YOUR TASK:
From the data below, copy each line that includes the word "JSON".

EXTRACTED DATA: Begin

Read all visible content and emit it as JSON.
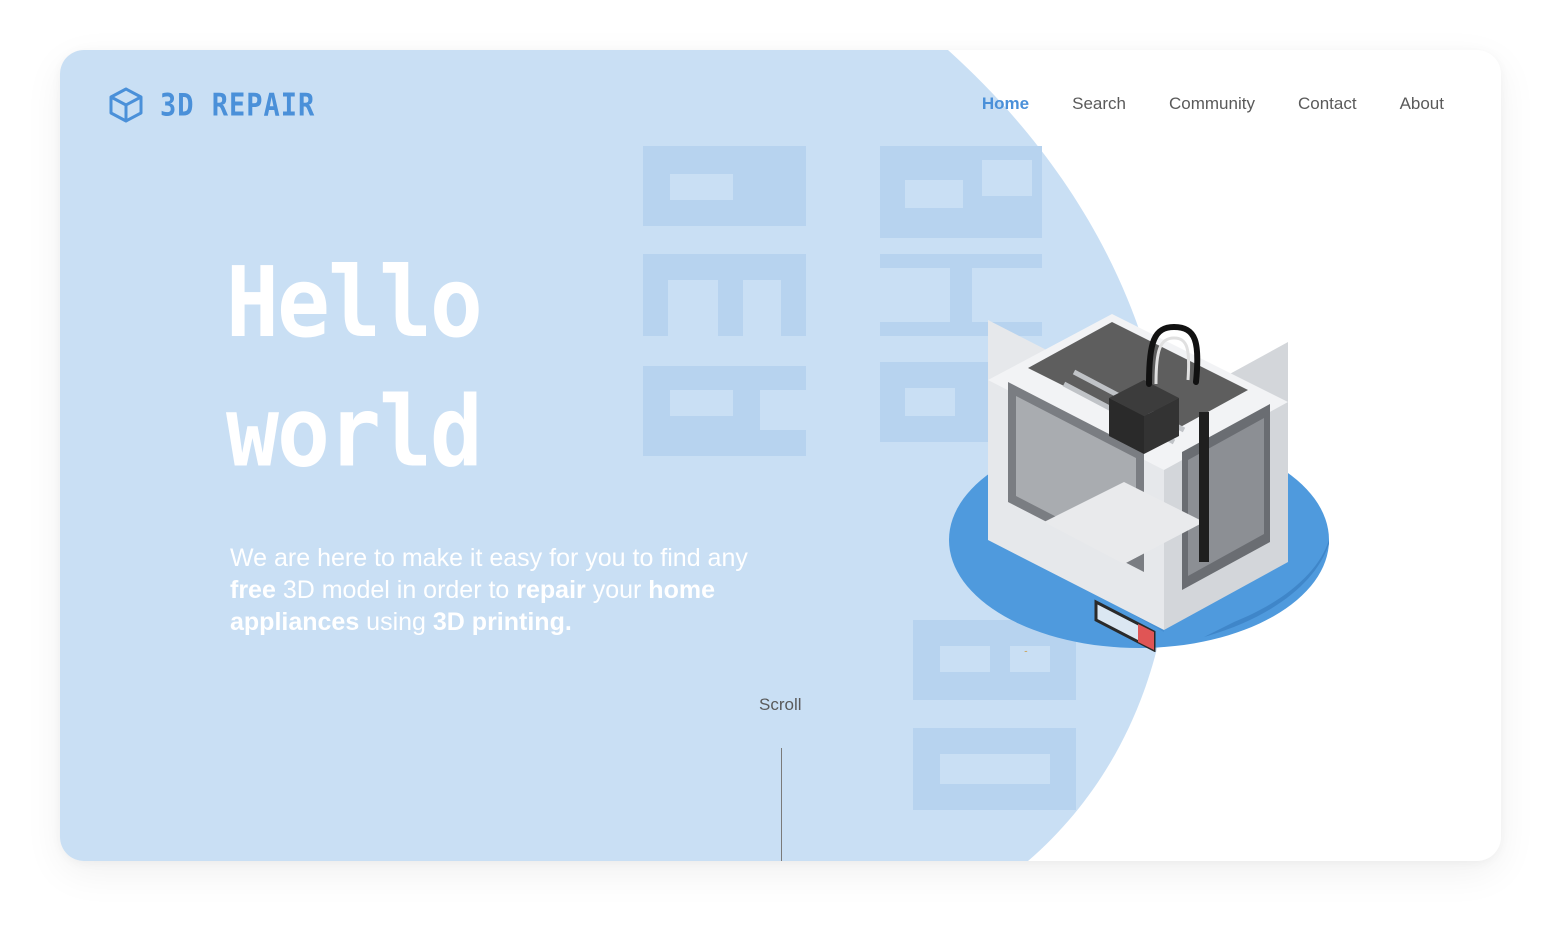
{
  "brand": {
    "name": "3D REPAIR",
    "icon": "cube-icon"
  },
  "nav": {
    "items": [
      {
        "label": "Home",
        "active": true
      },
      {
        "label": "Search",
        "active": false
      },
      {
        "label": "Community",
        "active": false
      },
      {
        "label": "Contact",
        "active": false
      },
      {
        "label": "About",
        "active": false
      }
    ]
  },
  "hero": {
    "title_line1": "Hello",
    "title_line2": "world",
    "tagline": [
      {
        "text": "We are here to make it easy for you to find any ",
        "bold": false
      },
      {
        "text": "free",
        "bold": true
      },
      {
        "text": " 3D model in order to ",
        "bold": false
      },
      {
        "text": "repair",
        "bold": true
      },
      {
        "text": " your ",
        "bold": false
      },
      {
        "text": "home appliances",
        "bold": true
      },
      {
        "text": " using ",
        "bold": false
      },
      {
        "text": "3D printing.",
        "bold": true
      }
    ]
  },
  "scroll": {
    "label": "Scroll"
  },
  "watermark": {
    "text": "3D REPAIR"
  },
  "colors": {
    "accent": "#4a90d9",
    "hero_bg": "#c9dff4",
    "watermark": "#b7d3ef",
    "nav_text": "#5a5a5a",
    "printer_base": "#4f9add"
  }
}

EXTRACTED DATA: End
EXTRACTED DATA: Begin

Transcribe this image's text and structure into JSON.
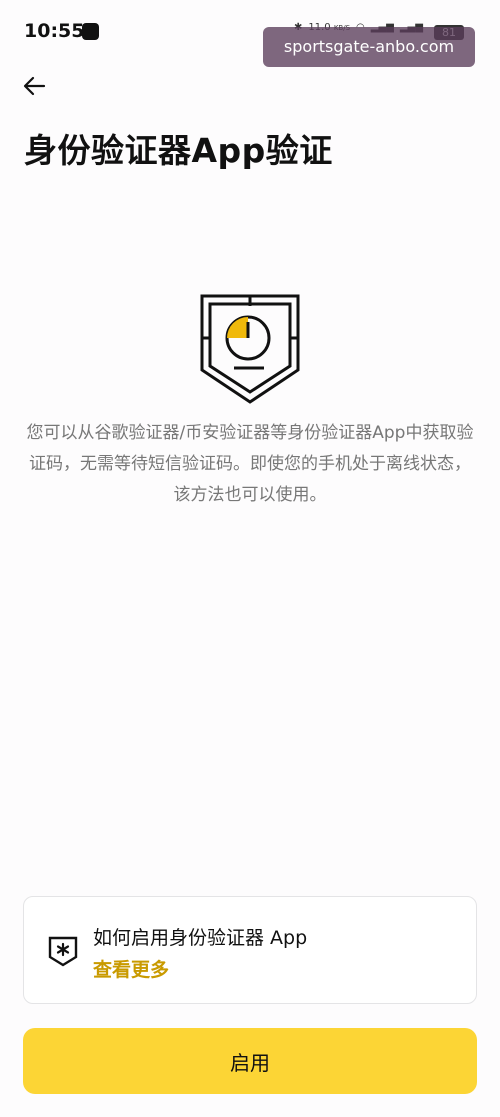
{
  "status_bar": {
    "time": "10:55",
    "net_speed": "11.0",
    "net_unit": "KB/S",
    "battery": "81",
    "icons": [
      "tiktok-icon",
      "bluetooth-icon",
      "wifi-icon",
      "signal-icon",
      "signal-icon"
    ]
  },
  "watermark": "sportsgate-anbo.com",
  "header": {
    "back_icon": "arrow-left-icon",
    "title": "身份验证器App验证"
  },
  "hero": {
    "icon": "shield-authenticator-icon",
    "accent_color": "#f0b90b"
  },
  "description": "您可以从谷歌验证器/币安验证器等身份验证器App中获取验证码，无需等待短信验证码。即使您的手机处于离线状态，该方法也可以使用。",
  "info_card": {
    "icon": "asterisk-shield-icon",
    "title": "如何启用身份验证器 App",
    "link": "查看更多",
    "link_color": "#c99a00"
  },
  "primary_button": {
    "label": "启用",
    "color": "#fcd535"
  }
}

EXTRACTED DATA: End

RESPONSE TO THIS EXERCISE:
Read all visible content and emit it as JSON.
Transcribe this image's text and structure into JSON.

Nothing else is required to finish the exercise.